The speech angered AFSCME, the Illinois Federation of Teachers and other public worker unions, who accused the governor of pitting "pension reform" against jobs creation, funding for education and health care.
In his speech Quinn said "we cannot allow our economic recovery to be held hostage by the pension crisis. We simply must act."
But it is state workers who Quinn is singling out to pay the price for the state budget crisis. Quinn supports a measure authored by Senate President John Cullerton, also a Democrat, that would increase employee contributions, reduce benefits and give workers a choice of bigger contributions or guaranteed health benefits upon retirement.
This continues an attack by Quinn over the past year to cut pensions, layoff state workers and last fall's termination of the contract covering 35,000 state workers represented by AFSCME.
The attack on public workers is a big factor in Quinn's nose diving popularity, making him one of the least liked governors in the country. He is up for reelection in 2014 and potential candidates have begun jockeying to replace him.
In a statement the We Are One - Illinois coalition made up of public sector unions said, "Gov. Quinn presented a false choice today between funding pensions or funding vital services, like education and public safety.
"It would be irresponsible for the state to walk away from the pension debt owed for past services performed by employees."
President of the Illinois Federation of Teachers Dan Montgomery said teachers and other public workers didn't cause the budget crisis and to solve it on their backs was wrong.
"The Governor's claim that the choice is pensions-or-pencils is deeply unfair. We must work together to adequately fund public education and solve the state's funding crisis," said Montgomery.
Contracts with state workers over the years have included pension increases as part of deferred compensation.
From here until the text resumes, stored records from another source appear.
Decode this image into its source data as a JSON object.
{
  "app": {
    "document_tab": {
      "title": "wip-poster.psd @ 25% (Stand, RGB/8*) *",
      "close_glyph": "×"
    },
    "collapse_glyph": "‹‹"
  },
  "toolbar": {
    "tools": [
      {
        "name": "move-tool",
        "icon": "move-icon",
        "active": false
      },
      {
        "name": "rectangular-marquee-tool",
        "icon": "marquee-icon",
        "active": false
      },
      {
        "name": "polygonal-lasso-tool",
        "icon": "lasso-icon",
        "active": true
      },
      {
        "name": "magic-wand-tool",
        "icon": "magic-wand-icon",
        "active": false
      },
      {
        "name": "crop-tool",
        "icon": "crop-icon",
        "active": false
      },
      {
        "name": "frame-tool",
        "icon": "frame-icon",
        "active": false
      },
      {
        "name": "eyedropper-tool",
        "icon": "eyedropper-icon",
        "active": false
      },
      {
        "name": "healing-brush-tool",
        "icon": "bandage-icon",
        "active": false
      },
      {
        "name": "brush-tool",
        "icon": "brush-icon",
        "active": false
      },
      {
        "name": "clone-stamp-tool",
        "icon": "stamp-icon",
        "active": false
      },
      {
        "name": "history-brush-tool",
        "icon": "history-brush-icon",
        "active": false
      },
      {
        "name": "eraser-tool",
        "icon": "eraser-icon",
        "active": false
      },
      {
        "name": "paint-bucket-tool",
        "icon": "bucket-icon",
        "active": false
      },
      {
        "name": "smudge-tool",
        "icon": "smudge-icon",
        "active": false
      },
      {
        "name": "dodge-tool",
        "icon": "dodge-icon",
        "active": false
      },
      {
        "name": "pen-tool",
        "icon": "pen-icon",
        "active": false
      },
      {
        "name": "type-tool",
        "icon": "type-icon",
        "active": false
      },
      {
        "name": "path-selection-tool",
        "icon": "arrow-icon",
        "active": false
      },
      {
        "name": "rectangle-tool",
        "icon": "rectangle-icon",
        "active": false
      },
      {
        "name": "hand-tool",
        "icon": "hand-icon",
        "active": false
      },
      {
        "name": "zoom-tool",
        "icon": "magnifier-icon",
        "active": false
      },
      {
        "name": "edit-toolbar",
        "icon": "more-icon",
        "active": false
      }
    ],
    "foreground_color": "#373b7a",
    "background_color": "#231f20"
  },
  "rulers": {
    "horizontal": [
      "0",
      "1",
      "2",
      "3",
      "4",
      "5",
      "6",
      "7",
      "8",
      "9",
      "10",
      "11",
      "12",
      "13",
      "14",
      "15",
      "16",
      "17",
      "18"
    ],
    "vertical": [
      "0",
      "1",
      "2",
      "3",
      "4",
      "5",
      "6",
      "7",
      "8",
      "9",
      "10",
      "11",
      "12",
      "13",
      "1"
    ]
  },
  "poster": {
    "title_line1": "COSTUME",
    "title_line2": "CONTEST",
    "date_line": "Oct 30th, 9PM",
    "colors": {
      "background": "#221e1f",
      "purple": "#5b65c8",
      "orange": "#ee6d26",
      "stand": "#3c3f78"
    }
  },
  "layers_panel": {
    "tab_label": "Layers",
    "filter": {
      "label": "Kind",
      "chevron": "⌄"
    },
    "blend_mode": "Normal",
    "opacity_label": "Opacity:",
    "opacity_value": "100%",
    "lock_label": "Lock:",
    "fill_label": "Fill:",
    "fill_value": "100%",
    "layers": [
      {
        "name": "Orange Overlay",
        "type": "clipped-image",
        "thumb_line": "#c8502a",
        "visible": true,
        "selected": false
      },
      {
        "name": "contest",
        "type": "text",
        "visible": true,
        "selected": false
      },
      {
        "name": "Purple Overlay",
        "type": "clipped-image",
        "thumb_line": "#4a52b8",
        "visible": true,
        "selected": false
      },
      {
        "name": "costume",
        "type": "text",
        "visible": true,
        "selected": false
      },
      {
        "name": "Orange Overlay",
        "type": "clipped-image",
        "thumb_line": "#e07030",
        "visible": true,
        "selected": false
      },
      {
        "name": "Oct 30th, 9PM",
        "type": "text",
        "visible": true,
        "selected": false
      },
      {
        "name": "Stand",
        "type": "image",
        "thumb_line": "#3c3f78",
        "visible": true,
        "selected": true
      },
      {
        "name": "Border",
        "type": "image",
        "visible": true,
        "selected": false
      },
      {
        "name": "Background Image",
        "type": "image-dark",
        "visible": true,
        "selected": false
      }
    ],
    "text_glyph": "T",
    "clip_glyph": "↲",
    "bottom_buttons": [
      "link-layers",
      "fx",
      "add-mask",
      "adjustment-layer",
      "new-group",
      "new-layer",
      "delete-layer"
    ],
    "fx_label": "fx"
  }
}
But instead of paying its pension obligations, the state has diverted money to pay its other bills.
The mounting pension crisis totals $97 billion in unfunded liabilities. In addition there are $9 billion in unpaid bills owed by the state to thousands of service providers and contractors.
The labor movement and other progressive organizations say the cause of the crisis is insufficient revenues. We Are One Illinois has proposed a plan for "shared sacrifice." It includes closing corporate tax loopholes, which would raise $2.35 billion a year.
However, Quinn made no mention in his speech of increasing revenues, particularly from the wealthy.
The labor coalition has also called for a Pension Summit on Feb. 11 and invited all the stakeholders to participate. A Public Policy Polling survey shows the public is widely supportive of this idea and a shared solution to the crisis. Nearly 60% oppose cutting public worker pensions.
Democratic House Speaker Mike Madigan, who has accused the unions of making no constructive proposals, however rejected the summit idea. Madigan has lined up with powerful corporate interests and advocates putting pensions on a par with private sector workers, despite the fact that 80% of public workers are not eligible for Social Security.
Meanwhile Cullerton has announced his intention to ram through "pension reform" in this session.
Republican legislators had previously obstructed passage of billions in new bonds that would have addressed the back bill issue.
The attack on public worker pensions overshadowed other progressive policies advocated by Quinn during his remarks starting with raising the minimum wage to $10 per hour.
Quinn also called for a ban on assault weapons and high capacity ammunition clips, and other gun control measures.
The governor called for implementation of the Affordable Care Act setting up an Illinois Health Insurance Exchange and expanding Medicaid eligibility.
Quinn also called for passage of Marriage Equality legislation, which nearly passed in the lame duck session. A bill is now before the state senate and expected to pass on Valentines Day.
Quinn recently signed legislation granting undocumented immigrants driver's licenses.
But it is the attack on public workers that will be the battle line in the new legislative session.
Photo: AFSCME blog